Data records
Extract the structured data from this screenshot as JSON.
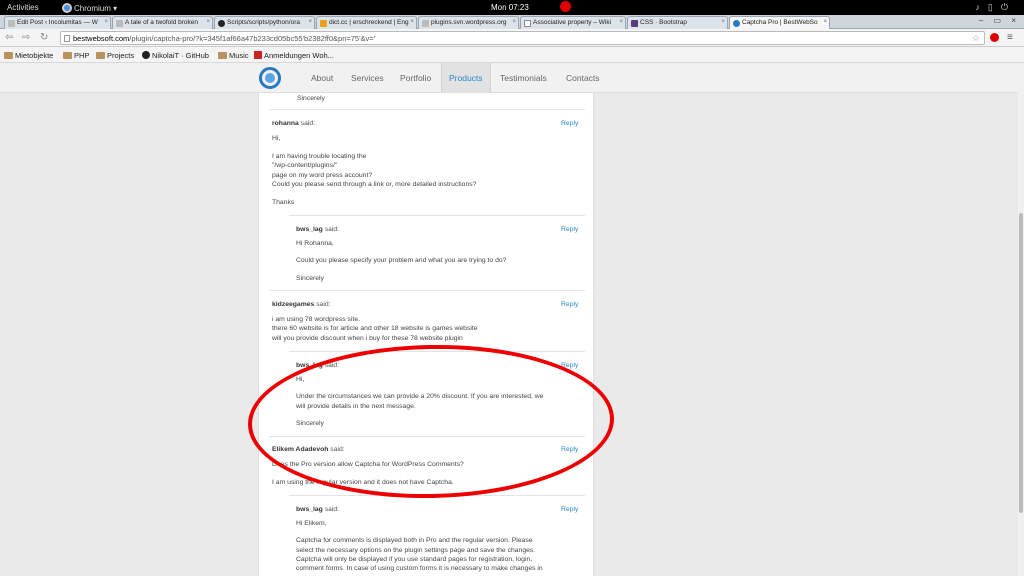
{
  "system": {
    "activities": "Activities",
    "app_menu": "Chromium ▾",
    "clock": "Mon 07:23"
  },
  "tabs": [
    {
      "title": "Edit Post ‹ Incolumitas — W"
    },
    {
      "title": "A tale of a twofold broken"
    },
    {
      "title": "Scripts/scripts/python/ora"
    },
    {
      "title": "dict.cc | erschreckend | Eng"
    },
    {
      "title": "plugins.svn.wordpress.org"
    },
    {
      "title": "Associative property – Wiki"
    },
    {
      "title": "CSS · Bootstrap"
    },
    {
      "title": "Captcha Pro | BestWebSo"
    }
  ],
  "omnibox": {
    "host": "bestwebsoft.com",
    "path": "/plugin/captcha-pro/?k=345f1af66a47b233cd05bc55'b2382ff0&pn=75'&v='"
  },
  "bookmarks": [
    "Mietobjekte",
    "PHP",
    "Projects",
    "NikolaiT · GitHub",
    "Music",
    "Anmeldungen Woh..."
  ],
  "site_nav": [
    "About",
    "Services",
    "Portfolio",
    "Products",
    "Testimonials",
    "Contacts"
  ],
  "comments": {
    "c0": {
      "signoff": "Sincerely"
    },
    "c1": {
      "author": "rohanna",
      "said": "said:",
      "reply": "Reply",
      "lines": [
        "Hi,",
        "I am having trouble locating the",
        "\"/wp-content/plugins/\"",
        "page on my word press account?",
        "Could you please send through a link or, more detailed instructions?",
        "Thanks"
      ]
    },
    "c2": {
      "author": "bws_lag",
      "said": "said:",
      "reply": "Reply",
      "lines": [
        "Hi Rohanna,",
        "Could you please specify your problem and what you are trying to do?",
        "Sincerely"
      ]
    },
    "c3": {
      "author": "kidzeegames",
      "said": "said:",
      "reply": "Reply",
      "lines": [
        "i am using 78 wordpress site.",
        "there 60 website is for article and other 18 website is games website",
        "will you provide discount when i buy for these 78 website plugin"
      ]
    },
    "c4": {
      "author": "bws_lag",
      "said": "said:",
      "reply": "Reply",
      "lines": [
        "Hi,",
        "Under the circumstances we can provide a 20% discount. If you are interested, we",
        "will provide details in the next message.",
        "Sincerely"
      ]
    },
    "c5": {
      "author": "Elikem Adadevoh",
      "said": "said:",
      "reply": "Reply",
      "lines": [
        "Does the Pro version allow Captcha for WordPress Comments?",
        "I am using the regular version and it does not have Captcha."
      ]
    },
    "c6": {
      "author": "bws_lag",
      "said": "said:",
      "reply": "Reply",
      "lines": [
        "Hi Elikem,",
        "Captcha for comments is displayed both in Pro and the regular version. Please",
        "select the necessary options on the plugin settings page and save the changes.",
        "Captcha will only be displayed if you use standard pages for registration, login,",
        "comment forms. In case of using custom forms it is necessary to make changes in"
      ]
    }
  }
}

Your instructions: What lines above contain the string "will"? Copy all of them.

Solution to the exercise:
        "will you provide discount when i buy for these 78 website plugin"
        "will provide details in the next message.",
        "Captcha will only be displayed if you use standard pages for registration, login,",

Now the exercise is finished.